What the exercise asks: Please give only the number of lines in the listing below that contain "Work".

------------------------------------------------

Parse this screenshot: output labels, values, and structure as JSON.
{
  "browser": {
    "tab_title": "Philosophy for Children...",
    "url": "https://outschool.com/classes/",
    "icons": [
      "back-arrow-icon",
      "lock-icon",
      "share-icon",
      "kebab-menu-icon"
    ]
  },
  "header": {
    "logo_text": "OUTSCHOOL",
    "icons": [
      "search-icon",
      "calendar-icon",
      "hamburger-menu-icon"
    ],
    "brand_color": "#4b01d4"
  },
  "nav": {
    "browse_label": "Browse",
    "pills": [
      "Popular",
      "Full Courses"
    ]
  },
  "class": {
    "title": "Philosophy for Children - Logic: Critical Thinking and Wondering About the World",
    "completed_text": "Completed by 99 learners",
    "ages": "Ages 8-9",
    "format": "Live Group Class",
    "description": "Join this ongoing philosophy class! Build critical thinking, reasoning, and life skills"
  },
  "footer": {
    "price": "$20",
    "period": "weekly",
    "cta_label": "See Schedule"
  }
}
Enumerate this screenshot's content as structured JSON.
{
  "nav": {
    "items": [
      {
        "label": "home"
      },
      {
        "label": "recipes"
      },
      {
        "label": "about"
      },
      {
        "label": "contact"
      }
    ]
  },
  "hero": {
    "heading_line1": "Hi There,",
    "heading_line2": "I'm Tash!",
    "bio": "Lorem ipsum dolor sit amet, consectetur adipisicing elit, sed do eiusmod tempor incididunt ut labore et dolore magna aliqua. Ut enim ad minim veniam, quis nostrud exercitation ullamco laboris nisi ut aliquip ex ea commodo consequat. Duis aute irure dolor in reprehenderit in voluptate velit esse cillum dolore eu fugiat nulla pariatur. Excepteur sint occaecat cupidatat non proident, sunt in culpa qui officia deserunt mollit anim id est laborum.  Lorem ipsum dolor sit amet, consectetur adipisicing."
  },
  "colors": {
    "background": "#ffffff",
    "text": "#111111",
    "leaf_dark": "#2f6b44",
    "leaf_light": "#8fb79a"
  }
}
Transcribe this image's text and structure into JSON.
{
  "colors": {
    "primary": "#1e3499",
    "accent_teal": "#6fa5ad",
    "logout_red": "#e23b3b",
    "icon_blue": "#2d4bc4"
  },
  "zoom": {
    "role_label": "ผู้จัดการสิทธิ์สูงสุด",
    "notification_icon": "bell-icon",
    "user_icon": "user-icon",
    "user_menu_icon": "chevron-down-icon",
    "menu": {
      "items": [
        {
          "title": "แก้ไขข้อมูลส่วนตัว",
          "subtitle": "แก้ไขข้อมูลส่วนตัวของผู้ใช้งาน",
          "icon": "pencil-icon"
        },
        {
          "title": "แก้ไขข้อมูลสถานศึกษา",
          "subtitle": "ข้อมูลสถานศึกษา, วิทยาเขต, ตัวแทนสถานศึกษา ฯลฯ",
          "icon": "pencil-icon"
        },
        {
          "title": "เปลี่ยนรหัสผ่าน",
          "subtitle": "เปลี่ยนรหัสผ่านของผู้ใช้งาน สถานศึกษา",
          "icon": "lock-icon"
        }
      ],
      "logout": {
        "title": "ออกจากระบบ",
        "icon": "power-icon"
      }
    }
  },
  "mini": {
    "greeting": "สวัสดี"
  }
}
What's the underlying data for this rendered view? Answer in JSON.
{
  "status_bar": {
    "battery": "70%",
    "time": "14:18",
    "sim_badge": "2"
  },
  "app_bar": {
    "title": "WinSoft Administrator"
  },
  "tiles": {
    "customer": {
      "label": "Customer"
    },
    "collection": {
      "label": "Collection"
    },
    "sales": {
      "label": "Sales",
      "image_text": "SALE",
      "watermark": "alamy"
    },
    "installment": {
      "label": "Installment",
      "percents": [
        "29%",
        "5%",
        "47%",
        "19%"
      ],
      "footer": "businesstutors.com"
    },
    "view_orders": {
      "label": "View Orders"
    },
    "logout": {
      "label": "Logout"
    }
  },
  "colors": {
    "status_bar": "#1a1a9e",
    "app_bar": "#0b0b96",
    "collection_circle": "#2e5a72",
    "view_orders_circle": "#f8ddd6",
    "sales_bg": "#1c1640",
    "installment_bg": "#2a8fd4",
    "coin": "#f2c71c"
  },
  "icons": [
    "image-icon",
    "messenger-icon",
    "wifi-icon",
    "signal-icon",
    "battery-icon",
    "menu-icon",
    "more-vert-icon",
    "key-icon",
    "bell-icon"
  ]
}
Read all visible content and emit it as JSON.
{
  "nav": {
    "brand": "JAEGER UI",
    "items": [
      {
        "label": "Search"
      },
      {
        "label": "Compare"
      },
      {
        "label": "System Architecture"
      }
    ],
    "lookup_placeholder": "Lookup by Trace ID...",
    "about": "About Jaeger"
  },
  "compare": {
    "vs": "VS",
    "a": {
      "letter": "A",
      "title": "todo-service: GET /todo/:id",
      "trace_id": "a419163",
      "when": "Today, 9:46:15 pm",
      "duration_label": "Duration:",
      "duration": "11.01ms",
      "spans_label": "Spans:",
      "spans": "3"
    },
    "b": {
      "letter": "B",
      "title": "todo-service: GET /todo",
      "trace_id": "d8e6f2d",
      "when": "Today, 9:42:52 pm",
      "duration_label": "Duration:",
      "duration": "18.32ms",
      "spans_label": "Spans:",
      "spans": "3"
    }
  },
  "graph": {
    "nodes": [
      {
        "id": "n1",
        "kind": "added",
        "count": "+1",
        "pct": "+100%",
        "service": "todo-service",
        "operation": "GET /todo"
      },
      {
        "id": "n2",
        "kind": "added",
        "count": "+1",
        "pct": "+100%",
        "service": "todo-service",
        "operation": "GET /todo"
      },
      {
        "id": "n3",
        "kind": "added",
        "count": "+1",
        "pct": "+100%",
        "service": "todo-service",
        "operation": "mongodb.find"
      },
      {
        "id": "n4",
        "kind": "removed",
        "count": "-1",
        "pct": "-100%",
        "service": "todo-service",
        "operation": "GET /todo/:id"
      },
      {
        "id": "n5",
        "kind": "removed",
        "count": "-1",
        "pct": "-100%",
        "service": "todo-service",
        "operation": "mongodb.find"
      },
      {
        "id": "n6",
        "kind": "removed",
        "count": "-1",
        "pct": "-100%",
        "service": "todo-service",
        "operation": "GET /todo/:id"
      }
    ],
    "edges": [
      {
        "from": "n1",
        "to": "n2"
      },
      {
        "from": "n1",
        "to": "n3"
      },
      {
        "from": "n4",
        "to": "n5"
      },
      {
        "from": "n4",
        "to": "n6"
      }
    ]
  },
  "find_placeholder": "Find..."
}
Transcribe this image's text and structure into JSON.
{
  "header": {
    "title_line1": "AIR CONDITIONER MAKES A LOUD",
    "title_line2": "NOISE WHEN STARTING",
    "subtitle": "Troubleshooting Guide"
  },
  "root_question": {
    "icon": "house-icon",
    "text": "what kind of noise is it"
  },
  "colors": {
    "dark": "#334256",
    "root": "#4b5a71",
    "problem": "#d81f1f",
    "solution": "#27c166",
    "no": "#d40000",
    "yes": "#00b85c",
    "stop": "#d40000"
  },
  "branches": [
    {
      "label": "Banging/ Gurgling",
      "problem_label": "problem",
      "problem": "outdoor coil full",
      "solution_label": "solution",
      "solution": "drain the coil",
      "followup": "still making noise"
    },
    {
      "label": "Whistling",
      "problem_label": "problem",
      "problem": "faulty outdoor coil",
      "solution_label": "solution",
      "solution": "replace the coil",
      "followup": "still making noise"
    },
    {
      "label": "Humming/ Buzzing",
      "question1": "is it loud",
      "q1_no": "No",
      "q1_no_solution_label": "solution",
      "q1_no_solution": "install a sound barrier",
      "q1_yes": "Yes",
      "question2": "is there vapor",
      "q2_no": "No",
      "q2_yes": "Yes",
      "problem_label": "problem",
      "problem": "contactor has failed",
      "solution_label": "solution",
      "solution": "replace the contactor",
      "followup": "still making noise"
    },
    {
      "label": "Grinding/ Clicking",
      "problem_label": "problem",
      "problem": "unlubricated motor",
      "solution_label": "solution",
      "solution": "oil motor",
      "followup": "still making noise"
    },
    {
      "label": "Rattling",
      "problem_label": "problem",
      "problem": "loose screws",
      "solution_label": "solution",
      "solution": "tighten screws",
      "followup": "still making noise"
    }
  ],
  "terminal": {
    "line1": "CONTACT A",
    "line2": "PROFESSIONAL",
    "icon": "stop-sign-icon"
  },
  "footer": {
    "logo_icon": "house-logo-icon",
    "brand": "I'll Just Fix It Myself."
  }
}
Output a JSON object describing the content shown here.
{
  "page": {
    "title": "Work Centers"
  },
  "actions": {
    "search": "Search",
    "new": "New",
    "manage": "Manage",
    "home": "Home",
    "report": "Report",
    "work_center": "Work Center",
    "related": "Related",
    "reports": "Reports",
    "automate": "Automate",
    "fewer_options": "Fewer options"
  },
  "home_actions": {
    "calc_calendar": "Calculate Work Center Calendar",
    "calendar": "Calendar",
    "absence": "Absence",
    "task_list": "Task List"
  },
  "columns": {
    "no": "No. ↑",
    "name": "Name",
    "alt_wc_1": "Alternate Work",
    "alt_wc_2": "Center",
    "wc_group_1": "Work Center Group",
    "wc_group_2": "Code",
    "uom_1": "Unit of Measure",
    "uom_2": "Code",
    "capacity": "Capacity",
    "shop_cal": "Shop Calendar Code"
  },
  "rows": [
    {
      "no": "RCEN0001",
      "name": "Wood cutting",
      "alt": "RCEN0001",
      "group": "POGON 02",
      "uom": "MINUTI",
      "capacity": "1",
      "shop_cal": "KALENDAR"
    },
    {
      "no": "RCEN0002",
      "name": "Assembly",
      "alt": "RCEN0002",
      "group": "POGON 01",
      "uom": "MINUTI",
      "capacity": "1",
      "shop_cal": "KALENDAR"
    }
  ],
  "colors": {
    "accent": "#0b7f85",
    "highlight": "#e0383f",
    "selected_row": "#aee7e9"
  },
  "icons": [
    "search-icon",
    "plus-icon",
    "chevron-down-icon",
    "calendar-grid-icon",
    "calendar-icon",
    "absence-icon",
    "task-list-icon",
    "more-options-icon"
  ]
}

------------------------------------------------

Output below: 5